Recent research into the HIV pandemic has focused on the presence of individuals who do not become infected by HIV when exposed to the virus. So-called co receptors, which are essential for viral docking and infection, are thought to play a role in this immunity. One such co receptor is the protein CCR5, a chemokine receptor on the surface of T4 cells (Galvani et al.). Individuals who lack functional CCR5 protein do not become infected when exposed to HIV-1. A gene mutation, CCR5-Δ32, which causes a deletion of the allele for making CCR5, is present in about 10% of the European population (Galvani et al.). Homozygous individuals are completely immune to HIV-1 and heterozygotes while still susceptible to viral transmission, show slower progression of infection (Galvani et al.). A study done by Doctors Alison P. Galvani and. Montgomery Slatkin published in the December 9th, 2003 Proceedings of the National Academy of The Sciences in the United States, suggests that the higher rate of CCR5-Δ32 in European populations is the direct result of selection pressure caused by Small Pox epidemics.
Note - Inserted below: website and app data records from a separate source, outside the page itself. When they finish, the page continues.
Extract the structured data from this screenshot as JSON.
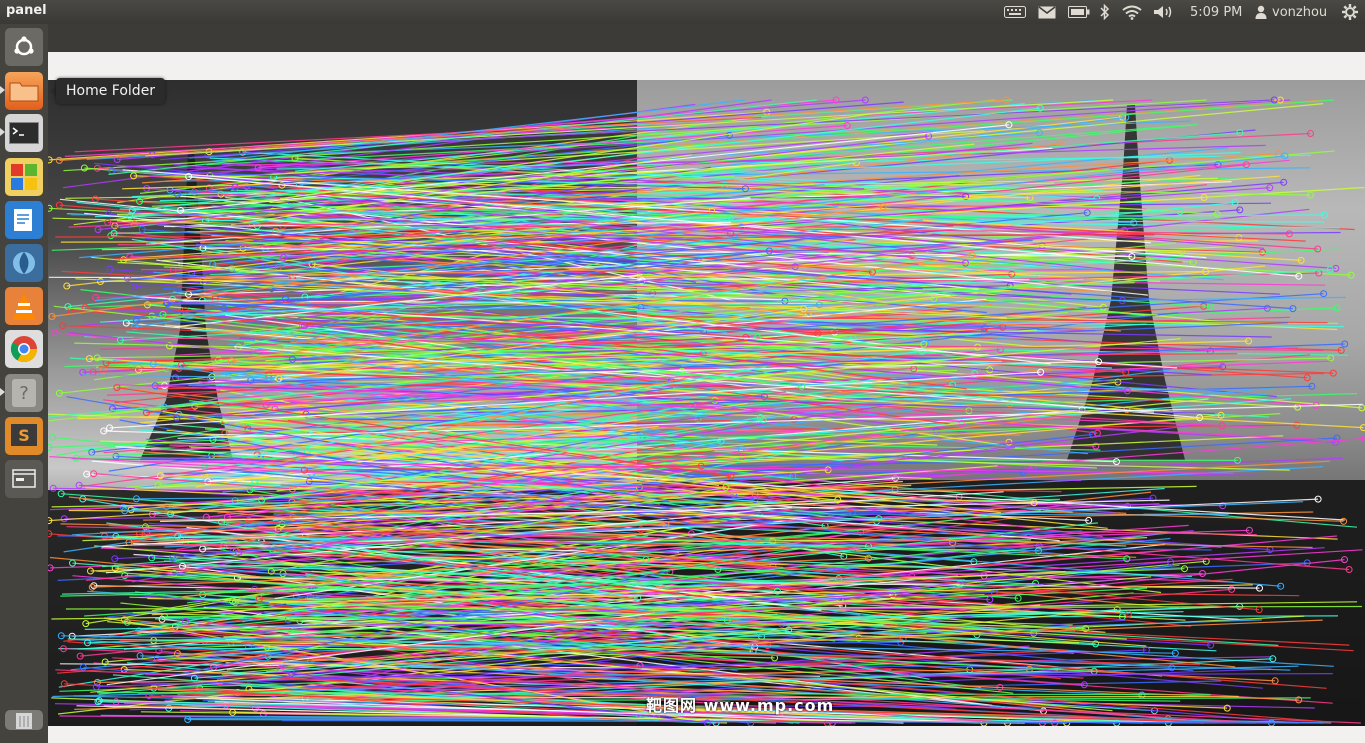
{
  "panel": {
    "title": "panel",
    "clock": "5:09 PM",
    "user": "vonzhou",
    "indicators": [
      "keyboard-icon",
      "mail-icon",
      "battery-icon",
      "bluetooth-icon",
      "wifi-icon",
      "volume-icon",
      "session-gear-icon"
    ]
  },
  "launcher": {
    "items": [
      {
        "name": "dash-home",
        "icon": "ubuntu-logo-icon"
      },
      {
        "name": "home-folder",
        "icon": "folder-icon",
        "tooltip": "Home Folder"
      },
      {
        "name": "terminal",
        "icon": "terminal-icon"
      },
      {
        "name": "windows-app",
        "icon": "windows-logo-icon"
      },
      {
        "name": "text-editor",
        "icon": "writer-icon"
      },
      {
        "name": "shotwell",
        "icon": "shotwell-icon"
      },
      {
        "name": "vlc",
        "icon": "vlc-cone-icon"
      },
      {
        "name": "chrome",
        "icon": "chrome-icon"
      },
      {
        "name": "help",
        "icon": "question-mark-icon"
      },
      {
        "name": "sublime-text",
        "icon": "sublime-s-icon"
      },
      {
        "name": "workspace-switcher",
        "icon": "window-icon"
      },
      {
        "name": "trash",
        "icon": "trash-icon"
      }
    ]
  },
  "image": {
    "watermark": "靶图网 www.mp.com"
  },
  "colors": {
    "panel_bg": "#3c3b37",
    "launcher_bg": "#46443e",
    "window_bar": "#f2f1f0",
    "tooltip_bg": "#2b2b2b"
  }
}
Previous studies have tried to correlate the augmented prevalence of CCR5-Δ32 in Europe with the intense selection pressure caused by Bubonic Plague. Galvani et al. propose that a correlation between CCR5-Δ32 and Small Pox is a more likely scenario (Galvani et al.). To back this up, a population genetics model was set up using derivations of Hardy-Weinberg equations. These models assume that the CCR5-Δ32 is at least 700 years old and measure selection pressure caused by both diseases on CCR5-Δ32 since 1300 (Galvani et al.). Derivations of the Hardy-Weinberg equation, which factor in the frequency of outbreaks, percentage of mortality and age of the victims, were used to calculate the selection pressure of each disease on CCR5-Δ32. These models were used to determine whether or not each disease exerted enough selection pressure to cause 10% prevalence of CCR5-Δ32 in the European population over a 700 year period (Galvani et al.). This model shows conclusively that the Bubonic Plague did not exert enough selection pressure over 700 years to cause 10% prevalence of CCR5-Δ32 in the population while Small Pox did (Galvani et al.)..
Small Pox exerted higher selection pressure than Plague for a variety of reasons. Small Pox appeared in the population as early as 1,300 years before the first outbreak of Plague. Small Pox outbreak cycles were more frequent than Plague, correlating to a greater mortality (Galvani et al.). Finally, children, who had the greatest reproductive potential, were most susceptible to death by Small Pox while Bubonic Plague tended to eliminate people indiscriminately (Galvani et al.). All of these factors were included in the mathematical model, which showed that Small Pox was enough of a selecting force in Europe to cause the prevalence of CCR5-Δ32 to increase from 0-10% over 700 years.
There were two other pieces of evidence used by the authors to support their claim. The first came from noting that CCR5-Δ32 was present in a higher percentage of the population (14%) in Scandinavia, where Small Pox epidemics were most severe (Galvani et al.). When examined at the molecular level, the mechanism for infection by Small Pox virus involves the use of chemokine receptors, like CCR5, while Y. pestis infection in Plague is independent of these receptors (Galvani et al.).
The implications of this study on the future the HIV-1 pandemic are alarming. At least 700 years of fairly high selective pressure on a population by Small Pox conferred only 10% immunity (Galvani et al.). Since jumping species, HIV has already evolved into two subtypes, three groups and nine clades. In addition, co-infection with different clades is producing recombinant viruses, which are resistant to drug treatments and have stronger binding affinities for immune cells (Avert). HIV is evolving faster than the human race, which from a Darwinian perspective, does not bode well for our species. An interesting application of this data would be to run the same sort of population models in Africa. The selection pressure there on CCR5-Δ32 and other genes, which confer immunity to HIV, theoretically will be high. A measurement of the evolution of HIV immunity would be a helpful tool in determining the prospects for this embattled continent.
Avert. “Introduction to HIV types, groups and subtypes”.
Galvani, A.P. et al.. “Evaluating plague and smallpox as historical selectivepressures for the CCR5-Δ32 HIV-resistance allele”. Proceedings of the National Academy of The Sciences in the United States. Vol. 100, no. 25. 9 December 2003. pp. 15276-15279.